◆ **What is needed**:
Every line of the records below that holds the word "Show" should be copied out.

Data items
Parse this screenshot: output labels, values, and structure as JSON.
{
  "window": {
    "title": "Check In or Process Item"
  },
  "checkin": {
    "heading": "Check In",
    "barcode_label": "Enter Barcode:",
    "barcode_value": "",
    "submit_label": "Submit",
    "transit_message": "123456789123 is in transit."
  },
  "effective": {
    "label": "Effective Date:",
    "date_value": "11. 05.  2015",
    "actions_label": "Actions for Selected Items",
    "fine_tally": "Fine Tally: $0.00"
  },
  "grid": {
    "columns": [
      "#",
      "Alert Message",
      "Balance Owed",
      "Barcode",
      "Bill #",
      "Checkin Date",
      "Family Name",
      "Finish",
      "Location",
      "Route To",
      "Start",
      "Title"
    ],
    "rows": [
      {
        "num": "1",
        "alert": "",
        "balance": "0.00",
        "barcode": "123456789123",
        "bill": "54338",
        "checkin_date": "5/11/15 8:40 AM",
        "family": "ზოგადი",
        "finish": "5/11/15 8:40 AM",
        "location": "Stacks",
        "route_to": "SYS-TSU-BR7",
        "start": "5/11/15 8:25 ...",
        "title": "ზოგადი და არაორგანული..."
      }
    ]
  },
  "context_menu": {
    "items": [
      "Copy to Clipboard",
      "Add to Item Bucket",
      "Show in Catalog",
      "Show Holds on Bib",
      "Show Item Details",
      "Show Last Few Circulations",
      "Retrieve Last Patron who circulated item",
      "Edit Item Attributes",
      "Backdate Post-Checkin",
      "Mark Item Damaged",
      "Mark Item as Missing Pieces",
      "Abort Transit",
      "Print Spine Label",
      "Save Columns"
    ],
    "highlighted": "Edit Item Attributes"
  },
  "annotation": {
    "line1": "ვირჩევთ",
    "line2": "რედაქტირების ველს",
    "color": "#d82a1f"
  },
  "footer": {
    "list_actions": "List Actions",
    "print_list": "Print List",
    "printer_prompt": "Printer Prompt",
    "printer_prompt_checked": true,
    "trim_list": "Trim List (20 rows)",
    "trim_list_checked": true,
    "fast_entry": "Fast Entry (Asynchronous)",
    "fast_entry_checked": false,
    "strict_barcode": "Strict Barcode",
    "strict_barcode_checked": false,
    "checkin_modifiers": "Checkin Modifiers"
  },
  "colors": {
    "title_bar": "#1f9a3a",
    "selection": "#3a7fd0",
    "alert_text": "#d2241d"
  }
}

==

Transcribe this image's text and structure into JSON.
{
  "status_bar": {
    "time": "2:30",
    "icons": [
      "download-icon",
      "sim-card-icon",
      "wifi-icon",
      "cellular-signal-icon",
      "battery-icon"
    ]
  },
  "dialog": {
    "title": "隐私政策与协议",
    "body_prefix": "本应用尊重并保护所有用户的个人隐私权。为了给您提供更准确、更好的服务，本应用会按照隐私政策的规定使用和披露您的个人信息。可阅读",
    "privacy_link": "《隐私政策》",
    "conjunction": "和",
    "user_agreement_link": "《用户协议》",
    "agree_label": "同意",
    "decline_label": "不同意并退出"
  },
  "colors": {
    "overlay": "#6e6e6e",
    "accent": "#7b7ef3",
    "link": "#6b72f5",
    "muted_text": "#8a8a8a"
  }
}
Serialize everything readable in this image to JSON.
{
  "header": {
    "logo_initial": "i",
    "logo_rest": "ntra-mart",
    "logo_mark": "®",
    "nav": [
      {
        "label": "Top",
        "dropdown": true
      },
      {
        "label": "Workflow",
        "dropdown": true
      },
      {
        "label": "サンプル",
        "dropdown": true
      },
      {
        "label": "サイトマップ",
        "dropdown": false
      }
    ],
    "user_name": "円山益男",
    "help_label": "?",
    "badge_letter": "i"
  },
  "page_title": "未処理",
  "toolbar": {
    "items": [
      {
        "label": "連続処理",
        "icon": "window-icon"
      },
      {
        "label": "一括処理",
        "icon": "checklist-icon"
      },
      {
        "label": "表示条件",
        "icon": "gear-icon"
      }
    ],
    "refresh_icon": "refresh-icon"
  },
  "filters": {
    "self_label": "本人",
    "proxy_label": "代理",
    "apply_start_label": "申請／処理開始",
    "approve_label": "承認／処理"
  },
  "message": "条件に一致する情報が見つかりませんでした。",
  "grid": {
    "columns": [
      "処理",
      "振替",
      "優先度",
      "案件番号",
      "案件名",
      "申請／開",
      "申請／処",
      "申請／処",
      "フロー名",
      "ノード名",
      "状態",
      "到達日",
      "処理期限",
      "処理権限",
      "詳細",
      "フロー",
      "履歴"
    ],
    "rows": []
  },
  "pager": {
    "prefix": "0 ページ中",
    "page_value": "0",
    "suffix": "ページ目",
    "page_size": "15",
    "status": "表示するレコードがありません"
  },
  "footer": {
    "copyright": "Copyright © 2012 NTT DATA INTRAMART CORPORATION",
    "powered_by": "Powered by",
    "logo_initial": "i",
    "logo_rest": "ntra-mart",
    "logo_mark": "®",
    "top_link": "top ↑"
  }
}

◆ **Your response**:
      "Show in Catalog",
      "Show Holds on Bib",
      "Show Item Details",
      "Show Last Few Circulations",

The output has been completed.